§ **Work to be completed**
In the entries that follow, how many lines include the string "username"? The answer is the number only.

§ **Data excerpts**
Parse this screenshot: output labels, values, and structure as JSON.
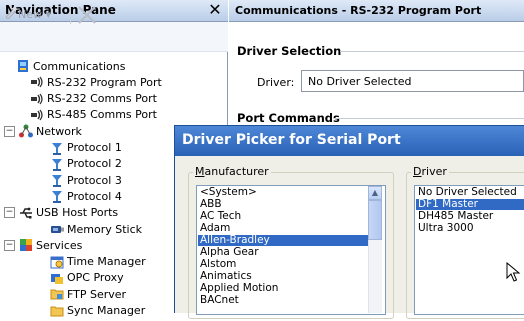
{
  "nav": {
    "title": "Navigation Pane",
    "close_glyph": "✕",
    "toolbar": {
      "new_label": "New",
      "new_arrow": "▾"
    },
    "tree": [
      {
        "label": "Communications",
        "icon": "communications-icon",
        "indent": 0,
        "expander": ""
      },
      {
        "label": "RS-232 Program Port",
        "icon": "serial-port-icon",
        "indent": 1,
        "expander": ""
      },
      {
        "label": "RS-232 Comms Port",
        "icon": "serial-port-icon",
        "indent": 1,
        "expander": ""
      },
      {
        "label": "RS-485 Comms Port",
        "icon": "serial-port-icon",
        "indent": 1,
        "expander": ""
      },
      {
        "label": "Network",
        "icon": "network-icon",
        "indent": 0,
        "expander": "−"
      },
      {
        "label": "Protocol 1",
        "icon": "protocol-icon",
        "indent": 2,
        "expander": ""
      },
      {
        "label": "Protocol 2",
        "icon": "protocol-icon",
        "indent": 2,
        "expander": ""
      },
      {
        "label": "Protocol 3",
        "icon": "protocol-icon",
        "indent": 2,
        "expander": ""
      },
      {
        "label": "Protocol 4",
        "icon": "protocol-icon",
        "indent": 2,
        "expander": ""
      },
      {
        "label": "USB Host Ports",
        "icon": "usb-icon",
        "indent": 0,
        "expander": "−"
      },
      {
        "label": "Memory Stick",
        "icon": "memory-stick-icon",
        "indent": 2,
        "expander": ""
      },
      {
        "label": "Services",
        "icon": "services-icon",
        "indent": 0,
        "expander": "−"
      },
      {
        "label": "Time Manager",
        "icon": "time-manager-icon",
        "indent": 2,
        "expander": ""
      },
      {
        "label": "OPC Proxy",
        "icon": "opc-proxy-icon",
        "indent": 2,
        "expander": ""
      },
      {
        "label": "FTP Server",
        "icon": "ftp-server-icon",
        "indent": 2,
        "expander": ""
      },
      {
        "label": "Sync Manager",
        "icon": "sync-manager-icon",
        "indent": 2,
        "expander": ""
      }
    ]
  },
  "main": {
    "title": "Communications - RS-232 Program Port",
    "driver_selection_title": "Driver Selection",
    "driver_label": "Driver:",
    "driver_value": "No Driver Selected",
    "port_commands_title": "Port Commands"
  },
  "dialog": {
    "title": "Driver Picker for Serial Port",
    "manufacturer_label_underlined": "M",
    "manufacturer_label_rest": "anufacturer",
    "driver_label_underlined": "D",
    "driver_label_rest": "river",
    "manufacturers": [
      "<System>",
      "ABB",
      "AC Tech",
      "Adam",
      "Allen-Bradley",
      "Alpha Gear",
      "Alstom",
      "Animatics",
      "Applied Motion",
      "BACnet"
    ],
    "manufacturer_selected_index": 4,
    "drivers": [
      "No Driver Selected",
      "DF1 Master",
      "DH485 Master",
      "Ultra 3000"
    ],
    "driver_selected_index": 1
  },
  "colors": {
    "selection": "#316ac5",
    "dialog_title_bar": "#2a62b7",
    "pane_header": "#b9cde8"
  }
}
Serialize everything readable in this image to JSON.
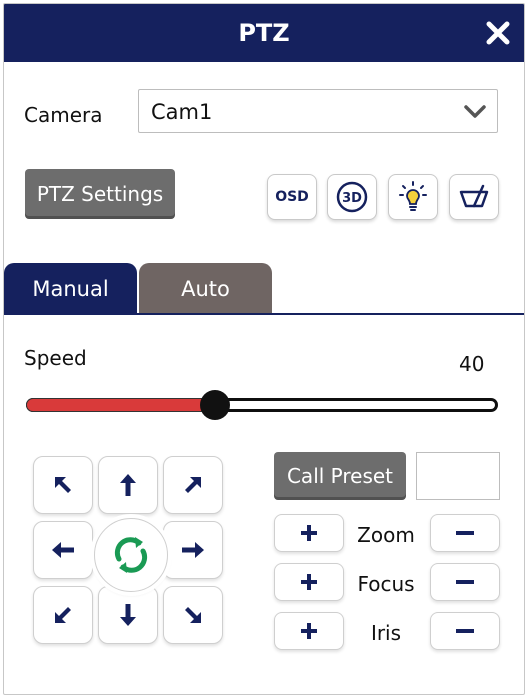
{
  "window": {
    "title": "PTZ"
  },
  "camera": {
    "label": "Camera",
    "selected": "Cam1"
  },
  "buttons": {
    "ptz_settings": "PTZ Settings",
    "osd": "OSD",
    "three_d": "3D",
    "call_preset": "Call Preset"
  },
  "tabs": [
    {
      "label": "Manual",
      "active": true
    },
    {
      "label": "Auto",
      "active": false
    }
  ],
  "speed": {
    "label": "Speed",
    "value": "40",
    "fraction": 0.4
  },
  "preset": {
    "value": ""
  },
  "lens": [
    {
      "label": "Zoom"
    },
    {
      "label": "Focus"
    },
    {
      "label": "Iris"
    }
  ],
  "icons": {
    "close": "close-icon",
    "chevron": "chevron-down-icon",
    "light": "light-bulb-icon",
    "wiper": "wiper-icon",
    "refresh": "refresh-icon",
    "plus": "plus-icon",
    "minus": "minus-icon"
  },
  "colors": {
    "navy": "#15215e",
    "gray_button": "#6d6d6d",
    "auto_tab": "#6f6563",
    "slider_fill": "#d93a3a",
    "refresh_green": "#1a9a54"
  }
}
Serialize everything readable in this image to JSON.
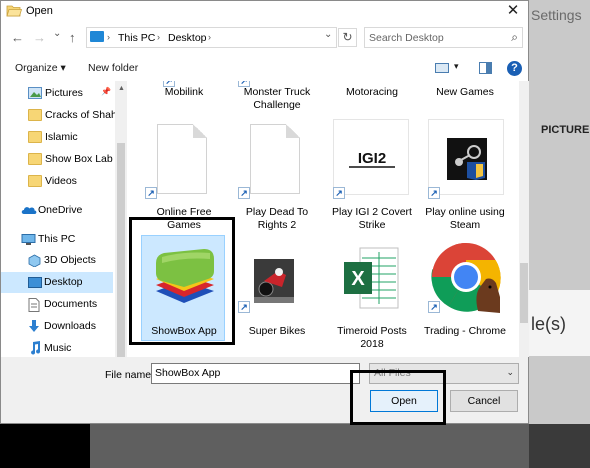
{
  "background": {
    "settings_text": "Settings",
    "pictures_text": "PICTURE",
    "files_text": "le(s)"
  },
  "dialog": {
    "title": "Open",
    "close_glyph": "✕"
  },
  "address_bar": {
    "back_glyph": "←",
    "forward_glyph": "→",
    "dropdown_glyph": "⌄",
    "up_glyph": "↑",
    "chevron_glyph": "›",
    "crumbs": [
      "This PC",
      "Desktop"
    ],
    "dropdown2_glyph": "⌄",
    "refresh_glyph": "↻",
    "search_placeholder": "Search Desktop",
    "search_glyph": "⌕"
  },
  "toolbar": {
    "organize_label": "Organize ▾",
    "new_folder_label": "New folder",
    "view_chevron": "▾",
    "help_glyph": "?"
  },
  "nav_pane": {
    "items": [
      {
        "label": "Pictures",
        "pin": "📌"
      },
      {
        "label": "Cracks of Shah"
      },
      {
        "label": "Islamic"
      },
      {
        "label": "Show Box Lab"
      },
      {
        "label": "Videos"
      },
      {
        "label": "OneDrive"
      },
      {
        "label": "This PC"
      },
      {
        "label": "3D Objects"
      },
      {
        "label": "Desktop"
      },
      {
        "label": "Documents"
      },
      {
        "label": "Downloads"
      },
      {
        "label": "Music"
      }
    ],
    "scroll_up_glyph": "▲"
  },
  "files": {
    "row0": [
      "Mobilink",
      "Monster Truck Challenge",
      "Motoracing",
      "New Games"
    ],
    "row1": [
      "Online Free Games",
      "Play Dead To Rights 2",
      "Play IGI 2 Covert Strike",
      "Play online using Steam"
    ],
    "row2": [
      "ShowBox App",
      "Super Bikes",
      "Timeroid Posts 2018",
      "Trading - Chrome"
    ],
    "shortcut_glyph": "↗",
    "igi_logo_text": "IGI2",
    "excel_letter": "X"
  },
  "footer": {
    "file_name_label": "File name:",
    "file_name_value": "ShowBox App",
    "file_type_value": "All Files",
    "file_type_chevron": "⌄",
    "open_label": "Open",
    "cancel_label": "Cancel"
  },
  "colors": {
    "accent": "#0078d7",
    "selection": "#cce8ff",
    "folder": "#f7d675"
  }
}
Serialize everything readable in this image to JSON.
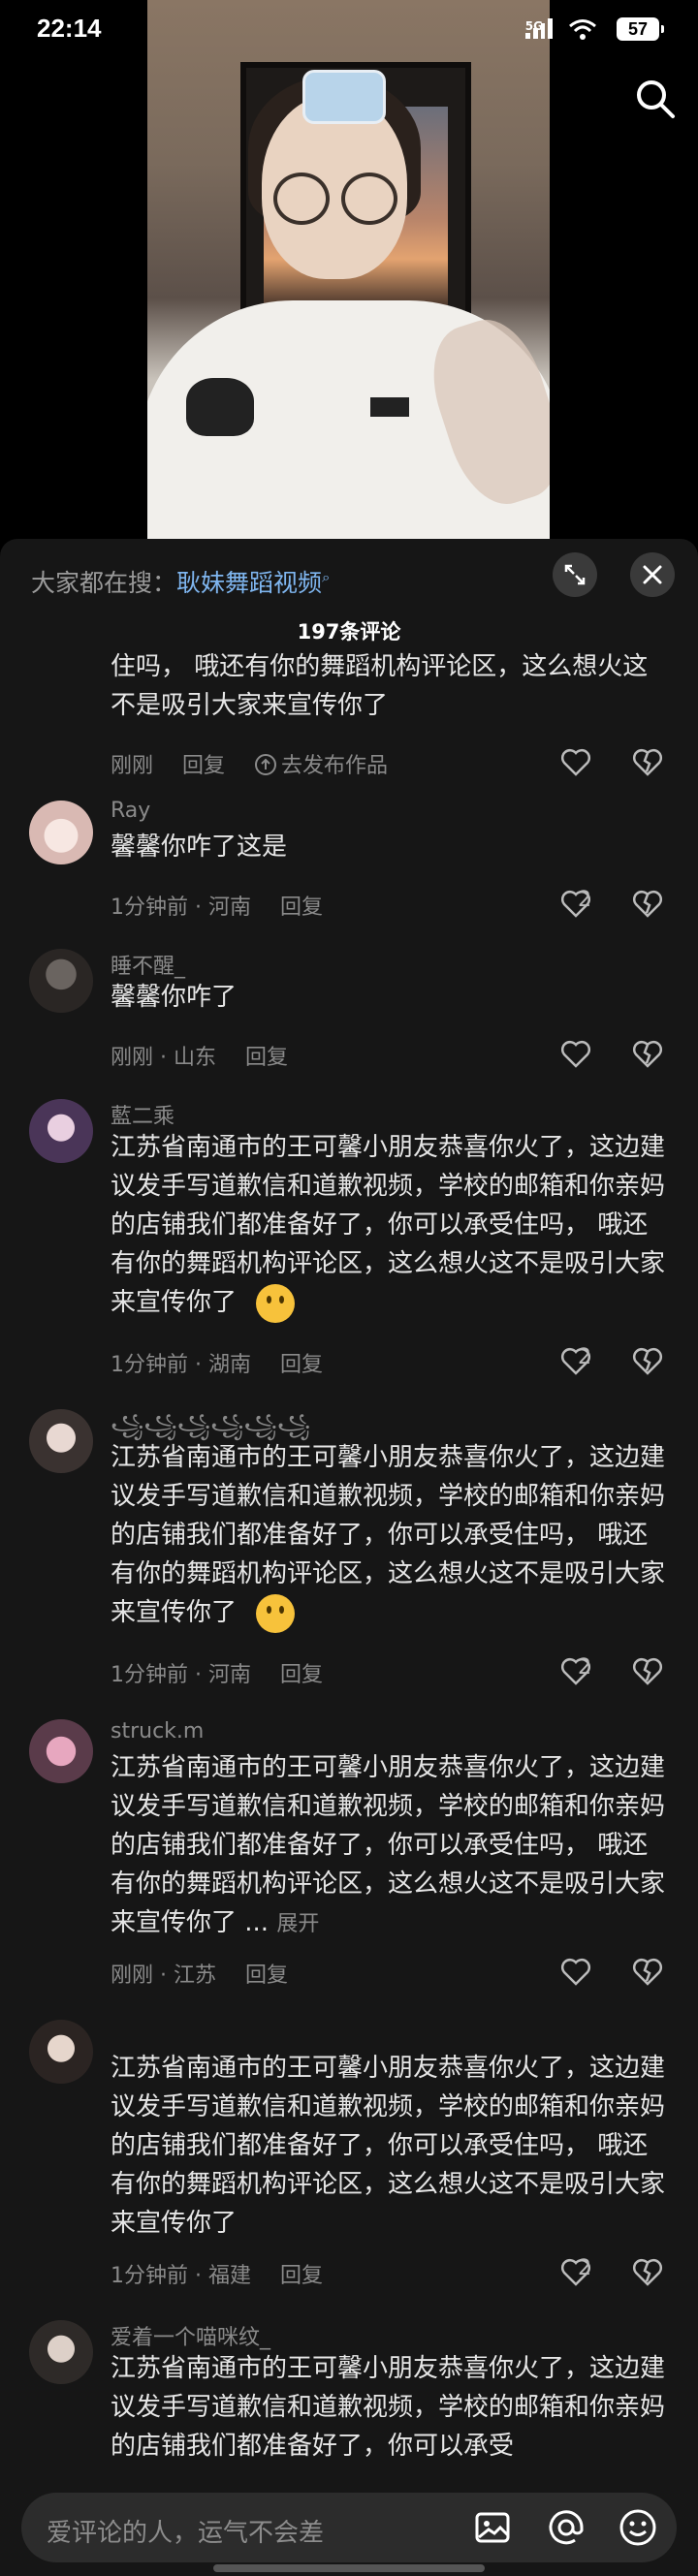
{
  "status": {
    "time": "22:14",
    "network": "5G",
    "battery": "57"
  },
  "panel": {
    "hot_label": "大家都在搜：",
    "hot_term": "耿妹舞蹈视频",
    "comment_count": "197条评论"
  },
  "comments": [
    {
      "username": "",
      "text": "住吗， 哦还有你的舞蹈机构评论区，这么想火这不是吸引大家来宣传你了",
      "time": "刚刚",
      "location": "",
      "reply": "回复",
      "extra": "去发布作品",
      "likes": ""
    },
    {
      "username": "Ray",
      "text": "馨馨你咋了这是",
      "time": "1分钟前",
      "location": "河南",
      "reply": "回复",
      "likes": "2"
    },
    {
      "username": "睡不醒_",
      "text": "馨馨你咋了",
      "time": "刚刚",
      "location": "山东",
      "reply": "回复",
      "likes": ""
    },
    {
      "username": "藍二乘",
      "text": "江苏省南通市的王可馨小朋友恭喜你火了，这边建议发手写道歉信和道歉视频，学校的邮箱和你亲妈的店铺我们都准备好了，你可以承受住吗， 哦还有你的舞蹈机构评论区，这么想火这不是吸引大家来宣传你了",
      "time": "1分钟前",
      "location": "湖南",
      "reply": "回复",
      "likes": "2"
    },
    {
      "username": "꧁꧁꧁꧁꧁꧁",
      "text": "江苏省南通市的王可馨小朋友恭喜你火了，这边建议发手写道歉信和道歉视频，学校的邮箱和你亲妈的店铺我们都准备好了，你可以承受住吗， 哦还有你的舞蹈机构评论区，这么想火这不是吸引大家来宣传你了",
      "time": "1分钟前",
      "location": "河南",
      "reply": "回复",
      "likes": "2"
    },
    {
      "username": "struck.m",
      "text": "江苏省南通市的王可馨小朋友恭喜你火了，这边建议发手写道歉信和道歉视频，学校的邮箱和你亲妈的店铺我们都准备好了，你可以承受住吗， 哦还有你的舞蹈机构评论区，这么想火这不是吸引大家来宣传你了 ...",
      "more": "展开",
      "time": "刚刚",
      "location": "江苏",
      "reply": "回复",
      "likes": ""
    },
    {
      "username": "",
      "text": "江苏省南通市的王可馨小朋友恭喜你火了，这边建议发手写道歉信和道歉视频，学校的邮箱和你亲妈的店铺我们都准备好了，你可以承受住吗， 哦还有你的舞蹈机构评论区，这么想火这不是吸引大家来宣传你了",
      "time": "1分钟前",
      "location": "福建",
      "reply": "回复",
      "likes": "2"
    },
    {
      "username": "爱着一个喵咪纹_",
      "text": "江苏省南通市的王可馨小朋友恭喜你火了，这边建议发手写道歉信和道歉视频，学校的邮箱和你亲妈的店铺我们都准备好了，你可以承受",
      "time": "",
      "location": "",
      "reply": "",
      "likes": ""
    }
  ],
  "input": {
    "placeholder": "爱评论的人，运气不会差"
  },
  "icons": {
    "search": "search-icon",
    "expand": "expand-icon",
    "close": "close-icon",
    "like": "heart-icon",
    "dislike": "broken-heart-icon",
    "image": "image-icon",
    "mention": "at-icon",
    "emoji": "emoji-icon",
    "publish": "upload-icon"
  }
}
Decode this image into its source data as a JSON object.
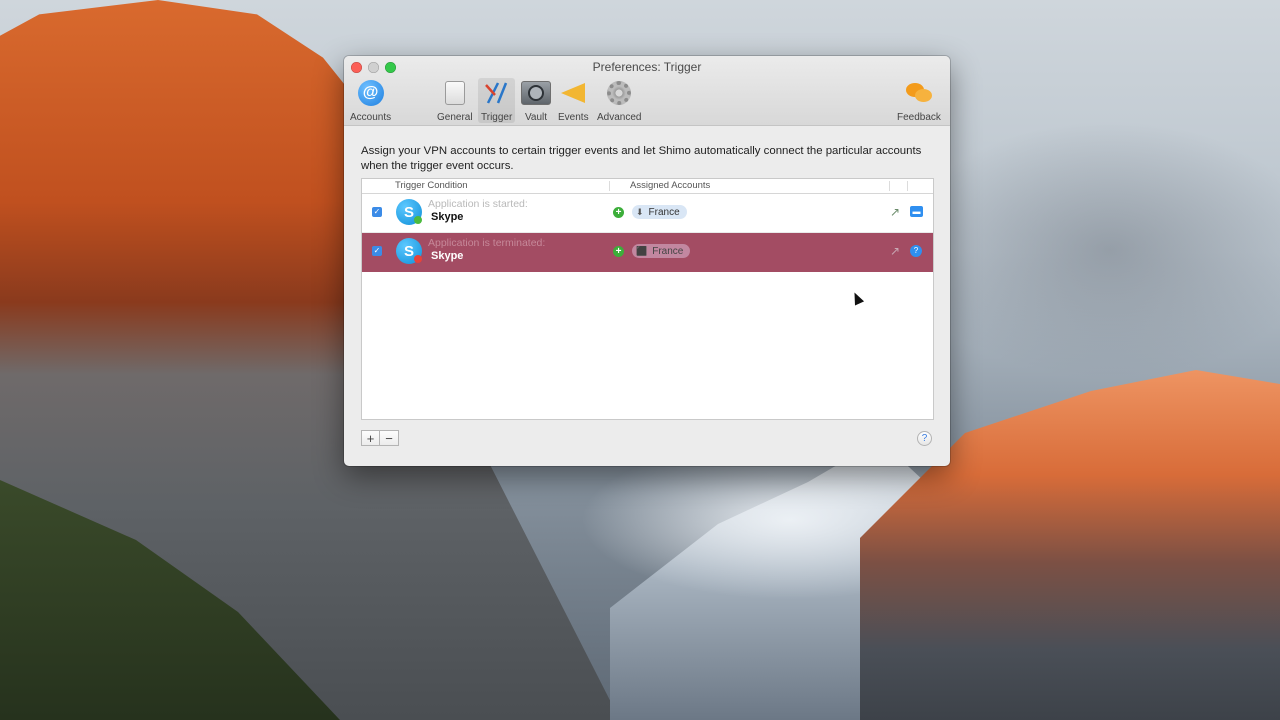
{
  "window": {
    "title": "Preferences: Trigger"
  },
  "toolbar": {
    "items": [
      {
        "label": "Accounts",
        "icon": "at-sign-icon"
      },
      {
        "label": "General",
        "icon": "switch-icon"
      },
      {
        "label": "Trigger",
        "icon": "trigger-icon",
        "selected": true
      },
      {
        "label": "Vault",
        "icon": "vault-icon"
      },
      {
        "label": "Events",
        "icon": "megaphone-icon"
      },
      {
        "label": "Advanced",
        "icon": "gear-icon"
      },
      {
        "label": "Feedback",
        "icon": "speech-bubbles-icon"
      }
    ]
  },
  "content": {
    "description": "Assign your VPN accounts to certain trigger events and let Shimo automatically connect the particular accounts when the trigger event occurs.",
    "table": {
      "columns": [
        "Trigger Condition",
        "Assigned Accounts"
      ],
      "rows": [
        {
          "checked": true,
          "condition": "Application is started:",
          "app": "Skype",
          "account": "France",
          "selected": false
        },
        {
          "checked": true,
          "condition": "Application is terminated:",
          "app": "Skype",
          "account": "France",
          "selected": true
        }
      ]
    }
  },
  "bottom": {
    "add_label": "+",
    "remove_label": "−",
    "help_label": "?"
  },
  "colors": {
    "selection": "#a34c63",
    "accent": "#3b8be7"
  }
}
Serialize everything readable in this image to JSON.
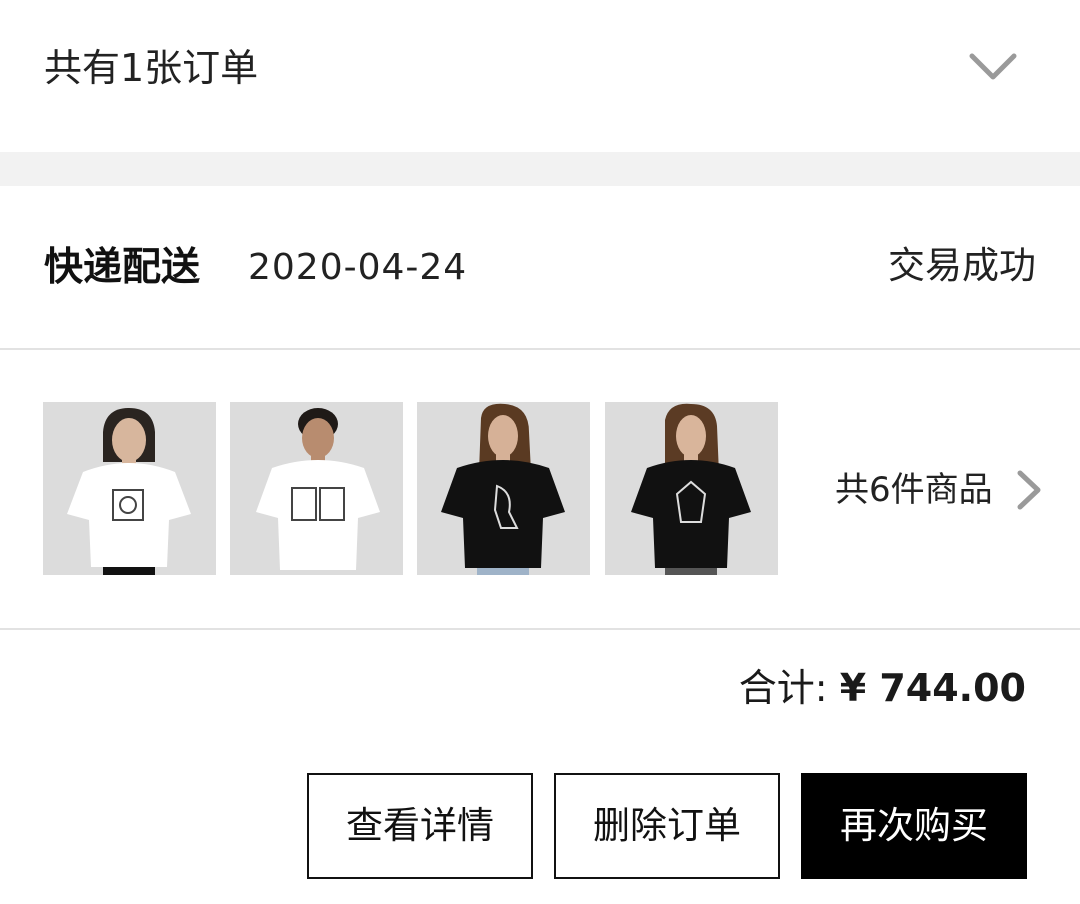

§ **Expected answer**
8